***** Supplied data
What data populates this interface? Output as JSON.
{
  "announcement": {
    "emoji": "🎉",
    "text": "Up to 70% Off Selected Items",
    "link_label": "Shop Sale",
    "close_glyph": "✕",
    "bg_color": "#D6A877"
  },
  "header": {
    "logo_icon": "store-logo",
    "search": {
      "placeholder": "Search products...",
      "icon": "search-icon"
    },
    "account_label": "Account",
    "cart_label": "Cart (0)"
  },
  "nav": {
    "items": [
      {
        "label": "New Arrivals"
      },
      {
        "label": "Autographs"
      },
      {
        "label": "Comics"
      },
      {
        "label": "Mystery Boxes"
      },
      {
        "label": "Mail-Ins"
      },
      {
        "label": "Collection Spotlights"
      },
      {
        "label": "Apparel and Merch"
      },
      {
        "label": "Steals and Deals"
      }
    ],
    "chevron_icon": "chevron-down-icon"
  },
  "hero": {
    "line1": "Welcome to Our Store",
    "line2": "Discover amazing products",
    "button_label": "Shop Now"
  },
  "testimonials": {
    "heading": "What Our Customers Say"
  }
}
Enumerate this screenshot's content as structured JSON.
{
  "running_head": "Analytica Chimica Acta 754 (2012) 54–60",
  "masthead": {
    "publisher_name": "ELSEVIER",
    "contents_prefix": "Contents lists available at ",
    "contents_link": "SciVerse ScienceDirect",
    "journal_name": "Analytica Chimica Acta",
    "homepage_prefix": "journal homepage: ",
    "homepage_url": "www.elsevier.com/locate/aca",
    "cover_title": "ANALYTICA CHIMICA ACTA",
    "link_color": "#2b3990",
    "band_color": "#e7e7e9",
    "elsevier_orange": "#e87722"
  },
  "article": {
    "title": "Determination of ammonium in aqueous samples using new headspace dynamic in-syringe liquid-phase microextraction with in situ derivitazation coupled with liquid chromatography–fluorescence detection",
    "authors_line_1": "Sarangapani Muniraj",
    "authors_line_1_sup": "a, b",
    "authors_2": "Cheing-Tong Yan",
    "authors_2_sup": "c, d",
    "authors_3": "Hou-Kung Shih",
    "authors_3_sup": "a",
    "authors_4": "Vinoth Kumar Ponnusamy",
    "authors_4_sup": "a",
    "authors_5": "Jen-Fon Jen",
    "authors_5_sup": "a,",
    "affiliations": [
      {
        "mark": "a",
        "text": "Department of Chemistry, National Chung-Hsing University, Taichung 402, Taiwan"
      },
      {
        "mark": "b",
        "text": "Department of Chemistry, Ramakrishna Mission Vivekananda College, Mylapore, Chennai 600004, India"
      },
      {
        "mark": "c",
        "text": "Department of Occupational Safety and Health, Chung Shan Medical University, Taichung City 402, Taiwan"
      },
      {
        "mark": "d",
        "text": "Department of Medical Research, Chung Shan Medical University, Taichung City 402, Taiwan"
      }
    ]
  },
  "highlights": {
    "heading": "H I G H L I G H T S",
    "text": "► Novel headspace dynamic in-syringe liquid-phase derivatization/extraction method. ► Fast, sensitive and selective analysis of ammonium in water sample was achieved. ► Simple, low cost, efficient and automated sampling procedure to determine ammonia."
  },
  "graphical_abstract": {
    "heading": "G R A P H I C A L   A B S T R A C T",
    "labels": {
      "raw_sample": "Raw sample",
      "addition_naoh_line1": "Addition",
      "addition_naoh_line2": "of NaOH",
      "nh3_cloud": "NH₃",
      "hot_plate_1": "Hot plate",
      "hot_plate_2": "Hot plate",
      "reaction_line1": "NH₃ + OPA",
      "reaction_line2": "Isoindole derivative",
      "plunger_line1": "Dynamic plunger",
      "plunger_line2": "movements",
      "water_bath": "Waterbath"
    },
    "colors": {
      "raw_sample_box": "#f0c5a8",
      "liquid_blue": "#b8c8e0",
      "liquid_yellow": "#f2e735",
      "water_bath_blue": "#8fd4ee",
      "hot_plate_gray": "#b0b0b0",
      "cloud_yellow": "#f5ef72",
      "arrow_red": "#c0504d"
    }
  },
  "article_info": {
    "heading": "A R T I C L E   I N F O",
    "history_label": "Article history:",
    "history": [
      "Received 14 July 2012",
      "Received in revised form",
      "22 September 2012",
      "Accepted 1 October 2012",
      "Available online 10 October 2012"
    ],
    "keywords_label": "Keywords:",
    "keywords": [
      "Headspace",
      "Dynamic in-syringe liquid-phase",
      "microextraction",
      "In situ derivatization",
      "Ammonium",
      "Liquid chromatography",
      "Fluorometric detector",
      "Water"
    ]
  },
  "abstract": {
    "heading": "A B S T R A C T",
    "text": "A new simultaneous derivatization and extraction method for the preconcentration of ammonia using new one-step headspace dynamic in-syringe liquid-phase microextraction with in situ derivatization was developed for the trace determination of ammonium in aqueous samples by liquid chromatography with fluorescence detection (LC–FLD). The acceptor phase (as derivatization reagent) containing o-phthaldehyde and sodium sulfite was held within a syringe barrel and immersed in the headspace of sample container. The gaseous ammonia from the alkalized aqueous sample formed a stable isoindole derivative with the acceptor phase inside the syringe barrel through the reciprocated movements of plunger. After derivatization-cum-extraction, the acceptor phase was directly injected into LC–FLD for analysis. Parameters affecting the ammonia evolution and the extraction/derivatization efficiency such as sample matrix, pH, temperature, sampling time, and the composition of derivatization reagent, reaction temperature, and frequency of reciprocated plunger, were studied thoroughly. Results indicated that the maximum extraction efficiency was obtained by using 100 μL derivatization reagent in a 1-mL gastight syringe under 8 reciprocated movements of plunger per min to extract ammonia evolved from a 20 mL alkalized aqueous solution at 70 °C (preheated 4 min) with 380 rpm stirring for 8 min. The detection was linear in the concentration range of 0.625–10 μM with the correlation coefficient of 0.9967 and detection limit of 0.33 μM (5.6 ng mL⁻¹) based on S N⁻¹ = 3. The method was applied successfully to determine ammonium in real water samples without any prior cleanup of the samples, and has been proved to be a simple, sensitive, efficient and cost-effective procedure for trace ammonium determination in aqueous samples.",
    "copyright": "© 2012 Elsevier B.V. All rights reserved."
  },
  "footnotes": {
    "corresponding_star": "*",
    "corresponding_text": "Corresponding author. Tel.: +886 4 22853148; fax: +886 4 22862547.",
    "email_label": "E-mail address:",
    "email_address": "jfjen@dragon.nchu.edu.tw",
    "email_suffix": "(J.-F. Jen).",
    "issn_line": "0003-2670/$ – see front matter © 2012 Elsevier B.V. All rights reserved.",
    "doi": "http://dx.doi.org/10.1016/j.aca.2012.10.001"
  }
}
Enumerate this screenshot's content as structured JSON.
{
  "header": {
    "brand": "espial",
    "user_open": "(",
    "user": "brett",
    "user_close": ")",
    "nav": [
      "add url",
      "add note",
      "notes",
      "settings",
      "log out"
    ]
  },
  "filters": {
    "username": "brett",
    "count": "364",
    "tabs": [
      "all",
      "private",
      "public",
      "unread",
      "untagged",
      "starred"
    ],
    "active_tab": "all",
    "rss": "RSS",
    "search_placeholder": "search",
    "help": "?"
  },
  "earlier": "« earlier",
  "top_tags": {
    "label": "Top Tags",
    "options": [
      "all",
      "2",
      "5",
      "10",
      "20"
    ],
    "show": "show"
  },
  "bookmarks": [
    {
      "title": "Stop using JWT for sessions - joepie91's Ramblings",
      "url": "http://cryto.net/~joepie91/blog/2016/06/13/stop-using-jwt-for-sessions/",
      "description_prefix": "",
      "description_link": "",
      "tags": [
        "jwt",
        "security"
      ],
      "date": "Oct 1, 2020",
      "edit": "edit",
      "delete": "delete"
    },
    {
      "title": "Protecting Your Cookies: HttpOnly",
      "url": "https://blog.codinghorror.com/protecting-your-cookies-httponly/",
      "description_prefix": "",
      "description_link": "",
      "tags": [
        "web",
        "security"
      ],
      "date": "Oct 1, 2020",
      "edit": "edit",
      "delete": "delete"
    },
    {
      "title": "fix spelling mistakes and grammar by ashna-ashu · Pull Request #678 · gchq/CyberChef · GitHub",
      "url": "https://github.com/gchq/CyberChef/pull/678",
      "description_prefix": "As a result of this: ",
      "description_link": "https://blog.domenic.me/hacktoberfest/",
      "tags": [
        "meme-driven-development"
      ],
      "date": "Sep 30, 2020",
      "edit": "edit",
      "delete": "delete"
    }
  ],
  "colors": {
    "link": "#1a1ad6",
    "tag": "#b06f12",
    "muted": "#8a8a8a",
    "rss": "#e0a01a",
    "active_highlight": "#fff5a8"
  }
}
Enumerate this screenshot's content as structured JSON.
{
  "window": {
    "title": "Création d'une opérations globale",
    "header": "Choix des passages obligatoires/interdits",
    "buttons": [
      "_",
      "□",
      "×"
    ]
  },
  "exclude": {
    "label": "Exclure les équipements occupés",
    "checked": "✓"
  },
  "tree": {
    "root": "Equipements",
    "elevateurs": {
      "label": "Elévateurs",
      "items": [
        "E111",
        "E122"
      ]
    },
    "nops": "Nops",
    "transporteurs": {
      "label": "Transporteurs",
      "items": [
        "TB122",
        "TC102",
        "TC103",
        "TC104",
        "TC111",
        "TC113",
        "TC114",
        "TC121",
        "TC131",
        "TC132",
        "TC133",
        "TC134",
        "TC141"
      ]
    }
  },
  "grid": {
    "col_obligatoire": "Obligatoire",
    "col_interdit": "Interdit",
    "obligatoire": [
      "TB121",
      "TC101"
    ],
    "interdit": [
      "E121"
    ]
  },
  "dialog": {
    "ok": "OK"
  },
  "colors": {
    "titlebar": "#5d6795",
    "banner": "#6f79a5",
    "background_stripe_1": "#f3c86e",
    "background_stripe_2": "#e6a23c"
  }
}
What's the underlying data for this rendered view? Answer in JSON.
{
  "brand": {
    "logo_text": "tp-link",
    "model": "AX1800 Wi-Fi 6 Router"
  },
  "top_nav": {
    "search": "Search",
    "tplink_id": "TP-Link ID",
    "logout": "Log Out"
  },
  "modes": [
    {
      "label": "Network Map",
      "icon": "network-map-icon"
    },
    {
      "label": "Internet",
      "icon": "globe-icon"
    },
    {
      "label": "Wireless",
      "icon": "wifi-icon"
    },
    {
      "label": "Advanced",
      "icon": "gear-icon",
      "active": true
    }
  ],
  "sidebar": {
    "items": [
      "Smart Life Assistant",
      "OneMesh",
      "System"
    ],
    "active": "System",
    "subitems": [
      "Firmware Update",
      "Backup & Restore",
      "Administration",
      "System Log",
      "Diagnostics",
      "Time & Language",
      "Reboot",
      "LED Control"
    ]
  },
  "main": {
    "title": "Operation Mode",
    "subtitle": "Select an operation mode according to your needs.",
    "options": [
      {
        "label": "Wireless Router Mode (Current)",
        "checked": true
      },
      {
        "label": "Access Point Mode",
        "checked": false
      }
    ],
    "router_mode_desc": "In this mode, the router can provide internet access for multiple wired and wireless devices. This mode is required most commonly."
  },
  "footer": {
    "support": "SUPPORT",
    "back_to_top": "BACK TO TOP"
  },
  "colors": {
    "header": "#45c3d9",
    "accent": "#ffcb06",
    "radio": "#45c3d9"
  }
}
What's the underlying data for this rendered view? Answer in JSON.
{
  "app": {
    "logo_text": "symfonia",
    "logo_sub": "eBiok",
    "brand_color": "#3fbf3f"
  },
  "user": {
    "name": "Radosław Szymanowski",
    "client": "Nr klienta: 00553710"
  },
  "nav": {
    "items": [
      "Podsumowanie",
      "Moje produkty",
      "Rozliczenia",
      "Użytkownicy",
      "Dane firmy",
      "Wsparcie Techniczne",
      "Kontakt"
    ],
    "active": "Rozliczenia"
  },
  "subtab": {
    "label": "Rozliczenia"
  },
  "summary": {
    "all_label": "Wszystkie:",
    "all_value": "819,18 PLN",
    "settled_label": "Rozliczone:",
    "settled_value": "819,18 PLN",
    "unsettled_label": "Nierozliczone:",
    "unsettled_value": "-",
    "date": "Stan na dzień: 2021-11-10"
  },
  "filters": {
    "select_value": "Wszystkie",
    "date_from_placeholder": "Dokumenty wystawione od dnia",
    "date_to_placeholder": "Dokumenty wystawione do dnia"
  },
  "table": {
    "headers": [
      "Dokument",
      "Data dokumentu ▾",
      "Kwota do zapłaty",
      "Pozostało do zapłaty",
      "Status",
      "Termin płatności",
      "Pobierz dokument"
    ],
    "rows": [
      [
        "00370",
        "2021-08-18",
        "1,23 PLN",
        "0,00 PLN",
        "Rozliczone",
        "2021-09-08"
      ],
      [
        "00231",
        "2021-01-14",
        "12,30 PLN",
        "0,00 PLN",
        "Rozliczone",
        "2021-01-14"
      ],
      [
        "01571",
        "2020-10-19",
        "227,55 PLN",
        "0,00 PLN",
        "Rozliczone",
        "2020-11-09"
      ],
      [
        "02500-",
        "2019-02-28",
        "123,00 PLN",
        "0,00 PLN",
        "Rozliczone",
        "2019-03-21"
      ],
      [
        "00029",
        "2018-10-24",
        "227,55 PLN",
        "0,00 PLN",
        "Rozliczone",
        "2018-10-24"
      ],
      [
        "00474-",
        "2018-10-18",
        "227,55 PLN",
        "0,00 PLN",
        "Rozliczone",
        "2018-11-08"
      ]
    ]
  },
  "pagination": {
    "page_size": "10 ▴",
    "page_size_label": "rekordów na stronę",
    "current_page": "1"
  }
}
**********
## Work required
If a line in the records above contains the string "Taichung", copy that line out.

## Answer section
        "text": "Department of Chemistry, National Chung-Hsing University, Taichung 402, Taiwan"
        "text": "Department of Occupational Safety and Health, Chung Shan Medical University, Taichung City 402, Taiwan"
        "text": "Department of Medical Research, Chung Shan Medical University, Taichung City 402, Taiwan"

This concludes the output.